*Work to complete:* Please repeat the listing in its entirety, without any alteration.

-- Record set follows --

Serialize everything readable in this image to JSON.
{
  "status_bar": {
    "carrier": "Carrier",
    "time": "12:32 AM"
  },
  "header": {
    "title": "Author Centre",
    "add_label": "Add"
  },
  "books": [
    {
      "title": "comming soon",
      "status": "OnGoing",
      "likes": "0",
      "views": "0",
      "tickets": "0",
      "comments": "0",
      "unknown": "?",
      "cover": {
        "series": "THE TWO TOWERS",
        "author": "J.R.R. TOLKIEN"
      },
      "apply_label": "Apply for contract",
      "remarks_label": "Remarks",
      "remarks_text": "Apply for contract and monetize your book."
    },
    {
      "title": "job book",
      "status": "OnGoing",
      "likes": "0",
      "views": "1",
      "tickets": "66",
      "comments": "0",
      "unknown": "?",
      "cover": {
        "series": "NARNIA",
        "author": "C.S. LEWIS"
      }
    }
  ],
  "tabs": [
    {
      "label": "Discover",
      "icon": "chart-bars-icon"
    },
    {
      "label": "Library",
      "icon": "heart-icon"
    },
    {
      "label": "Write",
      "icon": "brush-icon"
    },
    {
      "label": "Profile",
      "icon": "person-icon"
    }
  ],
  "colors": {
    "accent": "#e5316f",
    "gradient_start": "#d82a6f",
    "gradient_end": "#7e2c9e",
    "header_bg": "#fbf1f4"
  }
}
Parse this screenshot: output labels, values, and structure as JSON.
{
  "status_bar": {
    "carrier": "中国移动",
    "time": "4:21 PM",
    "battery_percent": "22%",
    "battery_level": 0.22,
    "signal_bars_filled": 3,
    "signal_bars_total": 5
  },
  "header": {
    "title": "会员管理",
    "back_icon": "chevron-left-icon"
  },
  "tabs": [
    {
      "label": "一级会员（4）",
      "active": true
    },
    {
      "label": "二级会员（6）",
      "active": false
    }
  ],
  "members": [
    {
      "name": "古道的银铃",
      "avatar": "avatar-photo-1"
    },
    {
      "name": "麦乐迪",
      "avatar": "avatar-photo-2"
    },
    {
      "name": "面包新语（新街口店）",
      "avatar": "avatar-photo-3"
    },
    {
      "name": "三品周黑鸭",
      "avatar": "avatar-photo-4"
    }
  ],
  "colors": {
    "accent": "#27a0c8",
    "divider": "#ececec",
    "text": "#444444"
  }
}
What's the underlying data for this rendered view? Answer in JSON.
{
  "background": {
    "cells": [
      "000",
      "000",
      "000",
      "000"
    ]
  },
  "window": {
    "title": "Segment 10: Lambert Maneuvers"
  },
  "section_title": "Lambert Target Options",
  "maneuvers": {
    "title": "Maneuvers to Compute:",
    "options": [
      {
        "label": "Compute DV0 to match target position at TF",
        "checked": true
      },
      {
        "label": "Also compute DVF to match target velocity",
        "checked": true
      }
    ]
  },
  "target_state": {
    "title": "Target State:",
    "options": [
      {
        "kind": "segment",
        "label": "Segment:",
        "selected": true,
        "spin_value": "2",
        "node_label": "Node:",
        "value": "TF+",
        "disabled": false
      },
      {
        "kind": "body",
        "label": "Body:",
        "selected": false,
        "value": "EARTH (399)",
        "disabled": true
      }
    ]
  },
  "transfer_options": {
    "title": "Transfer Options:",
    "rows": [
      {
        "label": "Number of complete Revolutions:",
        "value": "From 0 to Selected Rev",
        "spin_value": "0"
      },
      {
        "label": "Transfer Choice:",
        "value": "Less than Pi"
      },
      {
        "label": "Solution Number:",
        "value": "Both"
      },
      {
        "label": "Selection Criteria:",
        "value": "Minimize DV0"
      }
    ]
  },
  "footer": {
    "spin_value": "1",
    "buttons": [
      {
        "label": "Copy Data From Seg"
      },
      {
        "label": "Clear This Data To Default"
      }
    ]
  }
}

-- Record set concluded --

*Result below:*
Serialize everything readable in this image to JSON.
{
  "status_bar": {
    "carrier": "Carrier",
    "time": "12:32 AM"
  },
  "header": {
    "title": "Author Centre",
    "add_label": "Add"
  },
  "books": [
    {
      "title": "comming soon",
      "status": "OnGoing",
      "likes": "0",
      "views": "0",
      "tickets": "0",
      "comments": "0",
      "unknown": "?",
      "cover": {
        "series": "THE TWO TOWERS",
        "author": "J.R.R. TOLKIEN"
      },
      "apply_label": "Apply for contract",
      "remarks_label": "Remarks",
      "remarks_text": "Apply for contract and monetize your book."
    },
    {
      "title": "job book",
      "status": "OnGoing",
      "likes": "0",
      "views": "1",
      "tickets": "66",
      "comments": "0",
      "unknown": "?",
      "cover": {
        "series": "NARNIA",
        "author": "C.S. LEWIS"
      }
    }
  ],
  "tabs": [
    {
      "label": "Discover",
      "icon": "chart-bars-icon"
    },
    {
      "label": "Library",
      "icon": "heart-icon"
    },
    {
      "label": "Write",
      "icon": "brush-icon"
    },
    {
      "label": "Profile",
      "icon": "person-icon"
    }
  ],
  "colors": {
    "accent": "#e5316f",
    "gradient_start": "#d82a6f",
    "gradient_end": "#7e2c9e",
    "header_bg": "#fbf1f4"
  }
}
Parse this screenshot: output labels, values, and structure as JSON.
{
  "status_bar": {
    "carrier": "中国移动",
    "time": "4:21 PM",
    "battery_percent": "22%",
    "battery_level": 0.22,
    "signal_bars_filled": 3,
    "signal_bars_total": 5
  },
  "header": {
    "title": "会员管理",
    "back_icon": "chevron-left-icon"
  },
  "tabs": [
    {
      "label": "一级会员（4）",
      "active": true
    },
    {
      "label": "二级会员（6）",
      "active": false
    }
  ],
  "members": [
    {
      "name": "古道的银铃",
      "avatar": "avatar-photo-1"
    },
    {
      "name": "麦乐迪",
      "avatar": "avatar-photo-2"
    },
    {
      "name": "面包新语（新街口店）",
      "avatar": "avatar-photo-3"
    },
    {
      "name": "三品周黑鸭",
      "avatar": "avatar-photo-4"
    }
  ],
  "colors": {
    "accent": "#27a0c8",
    "divider": "#ececec",
    "text": "#444444"
  }
}
What's the underlying data for this rendered view? Answer in JSON.
{
  "background": {
    "cells": [
      "000",
      "000",
      "000",
      "000"
    ]
  },
  "window": {
    "title": "Segment 10: Lambert Maneuvers"
  },
  "section_title": "Lambert Target Options",
  "maneuvers": {
    "title": "Maneuvers to Compute:",
    "options": [
      {
        "label": "Compute DV0 to match target position at TF",
        "checked": true
      },
      {
        "label": "Also compute DVF to match target velocity",
        "checked": true
      }
    ]
  },
  "target_state": {
    "title": "Target State:",
    "options": [
      {
        "kind": "segment",
        "label": "Segment:",
        "selected": true,
        "spin_value": "2",
        "node_label": "Node:",
        "value": "TF+",
        "disabled": false
      },
      {
        "kind": "body",
        "label": "Body:",
        "selected": false,
        "value": "EARTH (399)",
        "disabled": true
      }
    ]
  },
  "transfer_options": {
    "title": "Transfer Options:",
    "rows": [
      {
        "label": "Number of complete Revolutions:",
        "value": "From 0 to Selected Rev",
        "spin_value": "0"
      },
      {
        "label": "Transfer Choice:",
        "value": "Less than Pi"
      },
      {
        "label": "Solution Number:",
        "value": "Both"
      },
      {
        "label": "Selection Criteria:",
        "value": "Minimize DV0"
      }
    ]
  },
  "footer": {
    "spin_value": "1",
    "buttons": [
      {
        "label": "Copy Data From Seg"
      },
      {
        "label": "Clear This Data To Default"
      }
    ]
  }
}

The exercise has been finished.